- What you need to do -
Set every record down verbatim and omit the pictures.

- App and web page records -

▬▬▬▬▬▬

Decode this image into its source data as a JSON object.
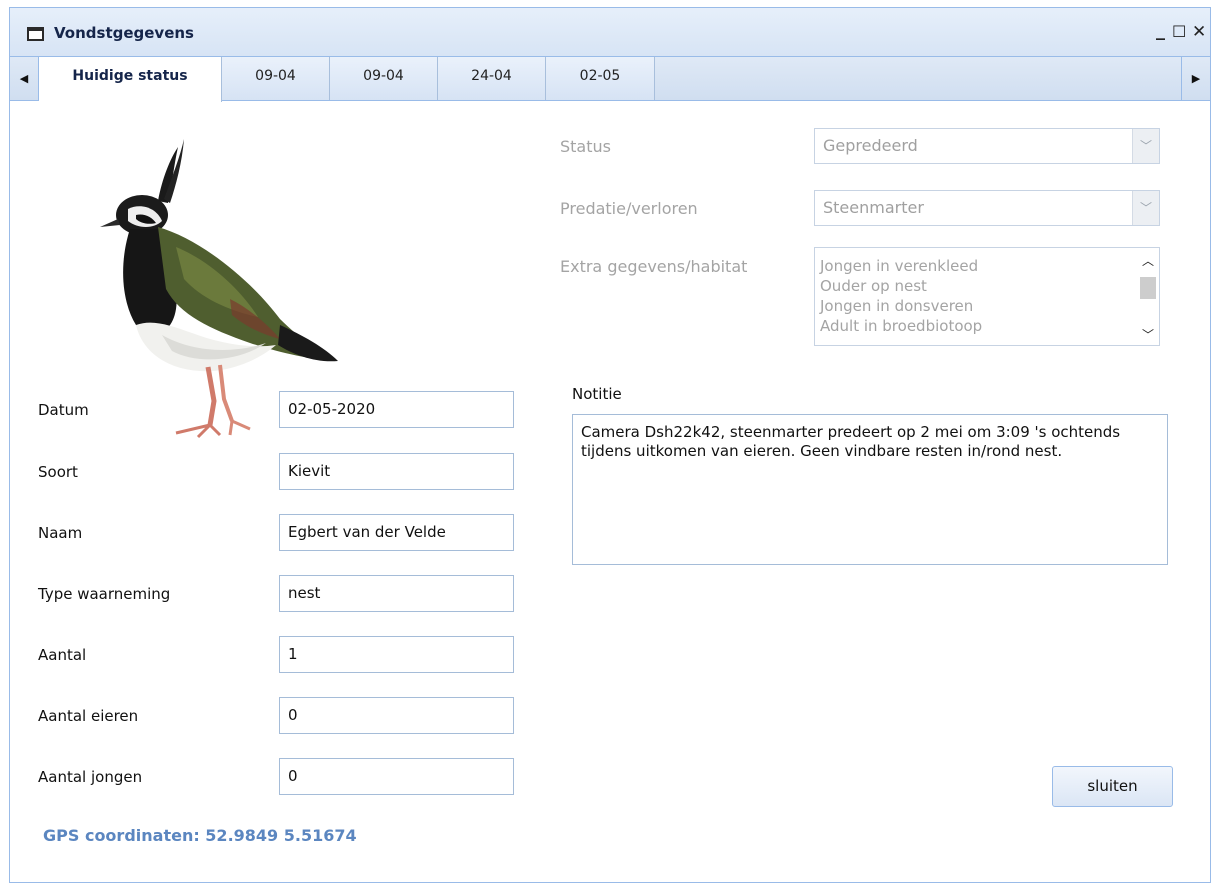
{
  "window": {
    "title": "Vondstgegevens",
    "controls": {
      "minimize": "_",
      "maximize": "☐",
      "close": "✕"
    }
  },
  "tabs": {
    "scroll_left": "◀",
    "scroll_right": "▶",
    "items": [
      {
        "label": "Huidige status",
        "active": true
      },
      {
        "label": "09-04",
        "active": false
      },
      {
        "label": "09-04",
        "active": false
      },
      {
        "label": "24-04",
        "active": false
      },
      {
        "label": "02-05",
        "active": false
      }
    ]
  },
  "fields": {
    "datum": {
      "label": "Datum",
      "value": "02-05-2020"
    },
    "soort": {
      "label": "Soort",
      "value": "Kievit"
    },
    "naam": {
      "label": "Naam",
      "value": "Egbert van der Velde"
    },
    "type": {
      "label": "Type waarneming",
      "value": "nest"
    },
    "aantal": {
      "label": "Aantal",
      "value": "1"
    },
    "eieren": {
      "label": "Aantal eieren",
      "value": "0"
    },
    "jongen": {
      "label": "Aantal jongen",
      "value": "0"
    }
  },
  "gps": "GPS coordinaten: 52.9849 5.51674",
  "right": {
    "status": {
      "label": "Status",
      "value": "Gepredeerd"
    },
    "predatie": {
      "label": "Predatie/verloren",
      "value": "Steenmarter"
    },
    "extra": {
      "label": "Extra gegevens/habitat",
      "options": [
        "Jongen in verenkleed",
        "Ouder op nest",
        "Jongen in donsveren",
        "Adult in broedbiotoop"
      ]
    },
    "notitie": {
      "label": "Notitie",
      "value": "Camera Dsh22k42, steenmarter predeert op 2 mei om 3:09 's ochtends tijdens uitkomen van eieren. Geen vindbare resten in/rond nest."
    }
  },
  "buttons": {
    "close": "sluiten"
  },
  "icons": [
    "window-icon",
    "bird-image",
    "dropdown-arrow-icon",
    "scroll-up-icon",
    "scroll-down-icon"
  ]
}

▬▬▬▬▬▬

- Output for this exercise -
Decode this image into its source data as a JSON object.
{
  "window": {
    "title": "Vondstgegevens",
    "controls": {
      "minimize": "_",
      "maximize": "☐",
      "close": "✕"
    }
  },
  "tabs": {
    "scroll_left": "◀",
    "scroll_right": "▶",
    "items": [
      {
        "label": "Huidige status",
        "active": true
      },
      {
        "label": "09-04",
        "active": false
      },
      {
        "label": "09-04",
        "active": false
      },
      {
        "label": "24-04",
        "active": false
      },
      {
        "label": "02-05",
        "active": false
      }
    ]
  },
  "fields": {
    "datum": {
      "label": "Datum",
      "value": "02-05-2020"
    },
    "soort": {
      "label": "Soort",
      "value": "Kievit"
    },
    "naam": {
      "label": "Naam",
      "value": "Egbert van der Velde"
    },
    "type": {
      "label": "Type waarneming",
      "value": "nest"
    },
    "aantal": {
      "label": "Aantal",
      "value": "1"
    },
    "eieren": {
      "label": "Aantal eieren",
      "value": "0"
    },
    "jongen": {
      "label": "Aantal jongen",
      "value": "0"
    }
  },
  "gps": "GPS coordinaten: 52.9849 5.51674",
  "right": {
    "status": {
      "label": "Status",
      "value": "Gepredeerd"
    },
    "predatie": {
      "label": "Predatie/verloren",
      "value": "Steenmarter"
    },
    "extra": {
      "label": "Extra gegevens/habitat",
      "options": [
        "Jongen in verenkleed",
        "Ouder op nest",
        "Jongen in donsveren",
        "Adult in broedbiotoop"
      ]
    },
    "notitie": {
      "label": "Notitie",
      "value": "Camera Dsh22k42, steenmarter predeert op 2 mei om 3:09 's ochtends tijdens uitkomen van eieren. Geen vindbare resten in/rond nest."
    }
  },
  "buttons": {
    "close": "sluiten"
  },
  "icons": [
    "window-icon",
    "bird-image",
    "dropdown-arrow-icon",
    "scroll-up-icon",
    "scroll-down-icon"
  ]
}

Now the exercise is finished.